Element data from apps and pages

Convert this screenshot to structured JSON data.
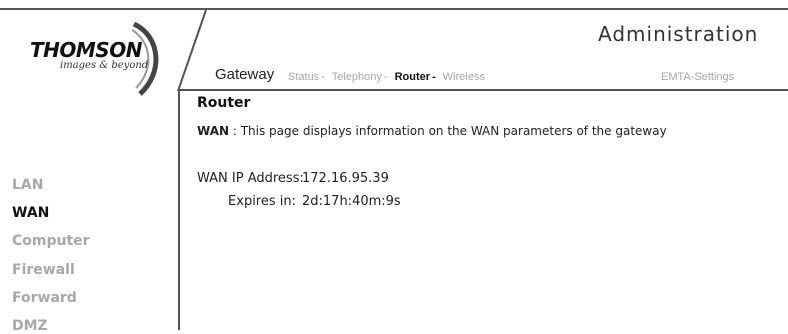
{
  "logo": {
    "brand": "THOMSON",
    "tagline": "images & beyond"
  },
  "header": {
    "title": "Administration"
  },
  "nav": {
    "gateway": "Gateway",
    "links": [
      {
        "label": "Status",
        "sep": "-"
      },
      {
        "label": "Telephony",
        "sep": "-"
      },
      {
        "label": "Router",
        "sep": "-"
      },
      {
        "label": "Wireless",
        "sep": ""
      }
    ],
    "emta": "EMTA-Settings",
    "active": "Router"
  },
  "sidebar": {
    "items": [
      {
        "label": "LAN"
      },
      {
        "label": "WAN"
      },
      {
        "label": "Computer"
      },
      {
        "label": "Firewall"
      },
      {
        "label": "Forward"
      },
      {
        "label": "DMZ"
      }
    ],
    "active": "WAN"
  },
  "main": {
    "title": "Router",
    "desc_bold": "WAN",
    "desc_text": " : This page displays information on the WAN parameters of the gateway",
    "fields": [
      {
        "label": "WAN IP Address:",
        "value": "172.16.95.39"
      },
      {
        "label": "Expires in:",
        "value": "2d:17h:40m:9s"
      }
    ]
  }
}
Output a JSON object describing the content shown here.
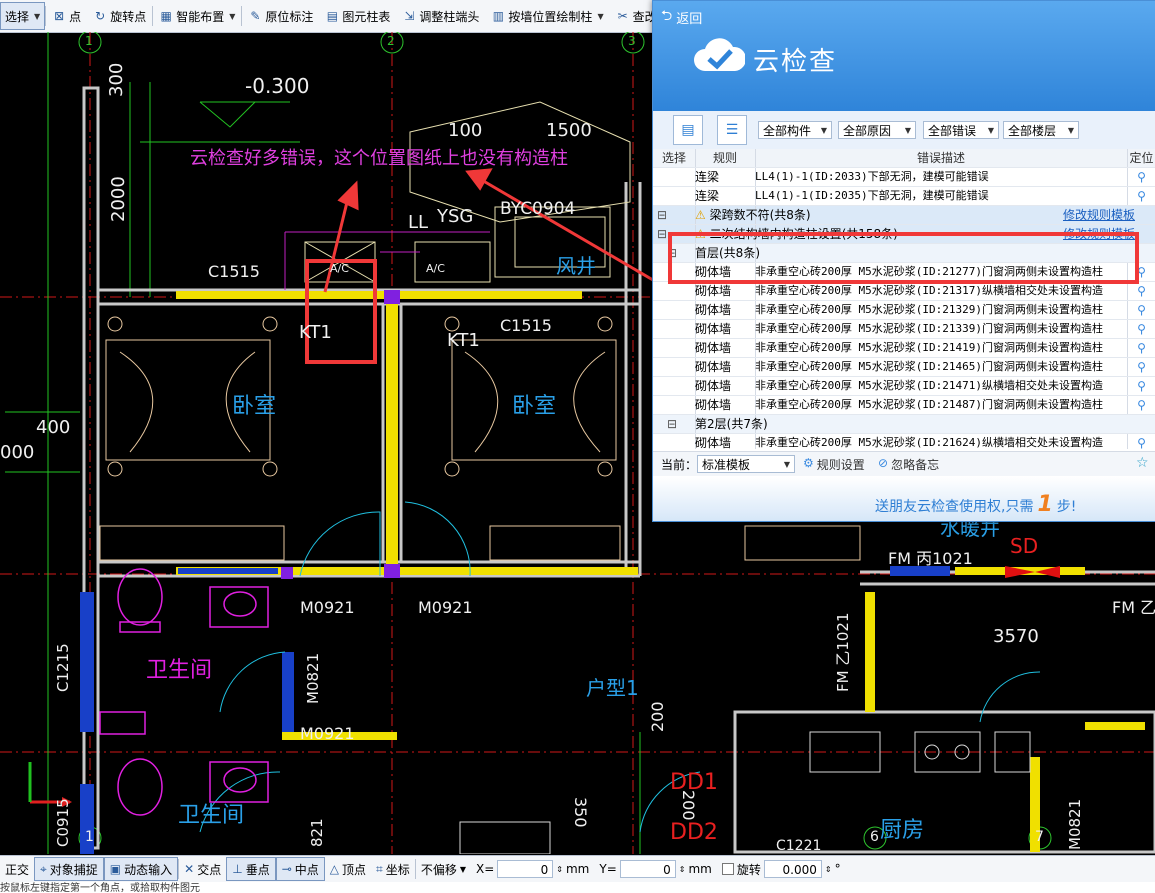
{
  "toolbar": {
    "select": "选择",
    "point": "点",
    "rotate_point": "旋转点",
    "smart_layout": "智能布置",
    "origin_mark": "原位标注",
    "element_table": "图元柱表",
    "adjust_column_end": "调整柱端头",
    "draw_column_by_wall": "按墙位置绘制柱",
    "check": "查改"
  },
  "cad": {
    "axis_labels": [
      "1",
      "2",
      "3",
      "6",
      "7",
      "1"
    ],
    "dims": {
      "d300": "300",
      "d2000": "2000",
      "dneg300": "-0.300",
      "d100": "100",
      "d1500": "1500",
      "d400": "400",
      "d000": "000",
      "d3570": "3570",
      "d200": "200",
      "d350": "350",
      "d2002": "200"
    },
    "labels": {
      "ll": "LL",
      "ysg": "YSG",
      "byc0904": "BYC0904",
      "fengjing": "风井",
      "c1515a": "C1515",
      "c1515b": "C1515",
      "kt1a": "KT1",
      "kt1b": "KT1",
      "woshi1": "卧室",
      "woshi2": "卧室",
      "ac1": "A/C",
      "ac2": "A/C",
      "m0921a": "M0921",
      "m0921b": "M0921",
      "m0921c": "M0921",
      "weisheng1": "卫生间",
      "weisheng2": "卫生间",
      "c1215": "C1215",
      "m0821": "M0821",
      "huxing": "户型1",
      "dd1": "DD1",
      "dd2": "DD2",
      "chufang": "厨房",
      "c1221": "C1221",
      "fm1021a": "FM 丙1021",
      "fm1021b": "FM 乙1021",
      "fm": "FM 乙",
      "sd": "SD",
      "shuinuan": "水暖井",
      "m0821b": "M0821",
      "c0915": "C0915",
      "m0821c": "821"
    },
    "annotation": "云检查好多错误，这个位置图纸上也没有构造柱"
  },
  "panel": {
    "back": "返回",
    "title": "云检查",
    "filters": [
      "全部构件",
      "全部原因",
      "全部错误",
      "全部楼层"
    ],
    "columns": [
      "选择",
      "规则",
      "错误描述",
      "定位"
    ],
    "rows": [
      {
        "type": "item",
        "rule": "连梁",
        "desc": "LL4(1)-1(ID:2033)下部无洞，建模可能错误"
      },
      {
        "type": "item",
        "rule": "连梁",
        "desc": "LL4(1)-1(ID:2035)下部无洞，建模可能错误"
      },
      {
        "type": "group",
        "rule": "",
        "desc": "梁跨数不符(共8条)",
        "link": "修改规则模板"
      },
      {
        "type": "group",
        "rule": "",
        "desc": "二次结构墙内构造柱设置(共158条)",
        "link": "修改规则模板"
      },
      {
        "type": "sub",
        "rule": "",
        "desc": "首层(共8条)"
      },
      {
        "type": "item",
        "rule": "砌体墙",
        "desc": "非承重空心砖200厚 M5水泥砂浆(ID:21277)门窗洞两侧未设置构造柱"
      },
      {
        "type": "item",
        "rule": "砌体墙",
        "desc": "非承重空心砖200厚 M5水泥砂浆(ID:21317)纵横墙相交处未设置构造"
      },
      {
        "type": "item",
        "rule": "砌体墙",
        "desc": "非承重空心砖200厚 M5水泥砂浆(ID:21329)门窗洞两侧未设置构造柱"
      },
      {
        "type": "item",
        "rule": "砌体墙",
        "desc": "非承重空心砖200厚 M5水泥砂浆(ID:21339)门窗洞两侧未设置构造柱"
      },
      {
        "type": "item",
        "rule": "砌体墙",
        "desc": "非承重空心砖200厚 M5水泥砂浆(ID:21419)门窗洞两侧未设置构造柱"
      },
      {
        "type": "item",
        "rule": "砌体墙",
        "desc": "非承重空心砖200厚 M5水泥砂浆(ID:21465)门窗洞两侧未设置构造柱"
      },
      {
        "type": "item",
        "rule": "砌体墙",
        "desc": "非承重空心砖200厚 M5水泥砂浆(ID:21471)纵横墙相交处未设置构造"
      },
      {
        "type": "item",
        "rule": "砌体墙",
        "desc": "非承重空心砖200厚 M5水泥砂浆(ID:21487)门窗洞两侧未设置构造柱"
      },
      {
        "type": "sub",
        "rule": "",
        "desc": "第2层(共7条)"
      },
      {
        "type": "item",
        "rule": "砌体墙",
        "desc": "非承重空心砖200厚 M5水泥砂浆(ID:21624)纵横墙相交处未设置构造"
      }
    ],
    "current_label": "当前：",
    "template_value": "标准模板",
    "rule_settings": "规则设置",
    "ignore_notes": "忽略备忘",
    "promo_text": "送朋友云检查使用权,只需",
    "promo_num": "1",
    "promo_step": "步!"
  },
  "bottombar": {
    "ortho": "正交",
    "snap": "对象捕捉",
    "dynamic": "动态输入",
    "intersection": "交点",
    "perpendicular": "垂点",
    "midpoint": "中点",
    "vertex": "顶点",
    "coordinate": "坐标",
    "offset": "不偏移",
    "x_label": "X=",
    "x_value": "0",
    "mm1": "mm",
    "y_label": "Y=",
    "y_value": "0",
    "mm2": "mm",
    "rotate": "旋转",
    "rotate_value": "0.000"
  },
  "cmdline": "按鼠标左键指定第一个角点，或拾取构件图元"
}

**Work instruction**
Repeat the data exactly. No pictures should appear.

**Your solution**
Convert this screenshot to structured JSON data.
{
  "logo": {
    "brand": "THOMSON",
    "tagline": "images & beyond"
  },
  "header": {
    "title": "Administration"
  },
  "nav": {
    "gateway": "Gateway",
    "links": [
      {
        "label": "Status",
        "sep": "-"
      },
      {
        "label": "Telephony",
        "sep": "-"
      },
      {
        "label": "Router",
        "sep": "-"
      },
      {
        "label": "Wireless",
        "sep": ""
      }
    ],
    "emta": "EMTA-Settings",
    "active": "Router"
  },
  "sidebar": {
    "items": [
      {
        "label": "LAN"
      },
      {
        "label": "WAN"
      },
      {
        "label": "Computer"
      },
      {
        "label": "Firewall"
      },
      {
        "label": "Forward"
      },
      {
        "label": "DMZ"
      }
    ],
    "active": "WAN"
  },
  "main": {
    "title": "Router",
    "desc_bold": "WAN",
    "desc_text": " : This page displays information on the WAN parameters of the gateway",
    "fields": [
      {
        "label": "WAN IP Address:",
        "value": "172.16.95.39"
      },
      {
        "label": "Expires in:",
        "value": "2d:17h:40m:9s"
      }
    ]
  }
}
Output a JSON object describing the content shown here.
{
  "toolbar": {
    "select": "选择",
    "point": "点",
    "rotate_point": "旋转点",
    "smart_layout": "智能布置",
    "origin_mark": "原位标注",
    "element_table": "图元柱表",
    "adjust_column_end": "调整柱端头",
    "draw_column_by_wall": "按墙位置绘制柱",
    "check": "查改"
  },
  "cad": {
    "axis_labels": [
      "1",
      "2",
      "3",
      "6",
      "7",
      "1"
    ],
    "dims": {
      "d300": "300",
      "d2000": "2000",
      "dneg300": "-0.300",
      "d100": "100",
      "d1500": "1500",
      "d400": "400",
      "d000": "000",
      "d3570": "3570",
      "d200": "200",
      "d350": "350",
      "d2002": "200"
    },
    "labels": {
      "ll": "LL",
      "ysg": "YSG",
      "byc0904": "BYC0904",
      "fengjing": "风井",
      "c1515a": "C1515",
      "c1515b": "C1515",
      "kt1a": "KT1",
      "kt1b": "KT1",
      "woshi1": "卧室",
      "woshi2": "卧室",
      "ac1": "A/C",
      "ac2": "A/C",
      "m0921a": "M0921",
      "m0921b": "M0921",
      "m0921c": "M0921",
      "weisheng1": "卫生间",
      "weisheng2": "卫生间",
      "c1215": "C1215",
      "m0821": "M0821",
      "huxing": "户型1",
      "dd1": "DD1",
      "dd2": "DD2",
      "chufang": "厨房",
      "c1221": "C1221",
      "fm1021a": "FM 丙1021",
      "fm1021b": "FM 乙1021",
      "fm": "FM 乙",
      "sd": "SD",
      "shuinuan": "水暖井",
      "m0821b": "M0821",
      "c0915": "C0915",
      "m0821c": "821"
    },
    "annotation": "云检查好多错误，这个位置图纸上也没有构造柱"
  },
  "panel": {
    "back": "返回",
    "title": "云检查",
    "filters": [
      "全部构件",
      "全部原因",
      "全部错误",
      "全部楼层"
    ],
    "columns": [
      "选择",
      "规则",
      "错误描述",
      "定位"
    ],
    "rows": [
      {
        "type": "item",
        "rule": "连梁",
        "desc": "LL4(1)-1(ID:2033)下部无洞，建模可能错误"
      },
      {
        "type": "item",
        "rule": "连梁",
        "desc": "LL4(1)-1(ID:2035)下部无洞，建模可能错误"
      },
      {
        "type": "group",
        "rule": "",
        "desc": "梁跨数不符(共8条)",
        "link": "修改规则模板"
      },
      {
        "type": "group",
        "rule": "",
        "desc": "二次结构墙内构造柱设置(共158条)",
        "link": "修改规则模板"
      },
      {
        "type": "sub",
        "rule": "",
        "desc": "首层(共8条)"
      },
      {
        "type": "item",
        "rule": "砌体墙",
        "desc": "非承重空心砖200厚 M5水泥砂浆(ID:21277)门窗洞两侧未设置构造柱"
      },
      {
        "type": "item",
        "rule": "砌体墙",
        "desc": "非承重空心砖200厚 M5水泥砂浆(ID:21317)纵横墙相交处未设置构造"
      },
      {
        "type": "item",
        "rule": "砌体墙",
        "desc": "非承重空心砖200厚 M5水泥砂浆(ID:21329)门窗洞两侧未设置构造柱"
      },
      {
        "type": "item",
        "rule": "砌体墙",
        "desc": "非承重空心砖200厚 M5水泥砂浆(ID:21339)门窗洞两侧未设置构造柱"
      },
      {
        "type": "item",
        "rule": "砌体墙",
        "desc": "非承重空心砖200厚 M5水泥砂浆(ID:21419)门窗洞两侧未设置构造柱"
      },
      {
        "type": "item",
        "rule": "砌体墙",
        "desc": "非承重空心砖200厚 M5水泥砂浆(ID:21465)门窗洞两侧未设置构造柱"
      },
      {
        "type": "item",
        "rule": "砌体墙",
        "desc": "非承重空心砖200厚 M5水泥砂浆(ID:21471)纵横墙相交处未设置构造"
      },
      {
        "type": "item",
        "rule": "砌体墙",
        "desc": "非承重空心砖200厚 M5水泥砂浆(ID:21487)门窗洞两侧未设置构造柱"
      },
      {
        "type": "sub",
        "rule": "",
        "desc": "第2层(共7条)"
      },
      {
        "type": "item",
        "rule": "砌体墙",
        "desc": "非承重空心砖200厚 M5水泥砂浆(ID:21624)纵横墙相交处未设置构造"
      }
    ],
    "current_label": "当前：",
    "template_value": "标准模板",
    "rule_settings": "规则设置",
    "ignore_notes": "忽略备忘",
    "promo_text": "送朋友云检查使用权,只需",
    "promo_num": "1",
    "promo_step": "步!"
  },
  "bottombar": {
    "ortho": "正交",
    "snap": "对象捕捉",
    "dynamic": "动态输入",
    "intersection": "交点",
    "perpendicular": "垂点",
    "midpoint": "中点",
    "vertex": "顶点",
    "coordinate": "坐标",
    "offset": "不偏移",
    "x_label": "X=",
    "x_value": "0",
    "mm1": "mm",
    "y_label": "Y=",
    "y_value": "0",
    "mm2": "mm",
    "rotate": "旋转",
    "rotate_value": "0.000"
  },
  "cmdline": "按鼠标左键指定第一个角点，或拾取构件图元"
}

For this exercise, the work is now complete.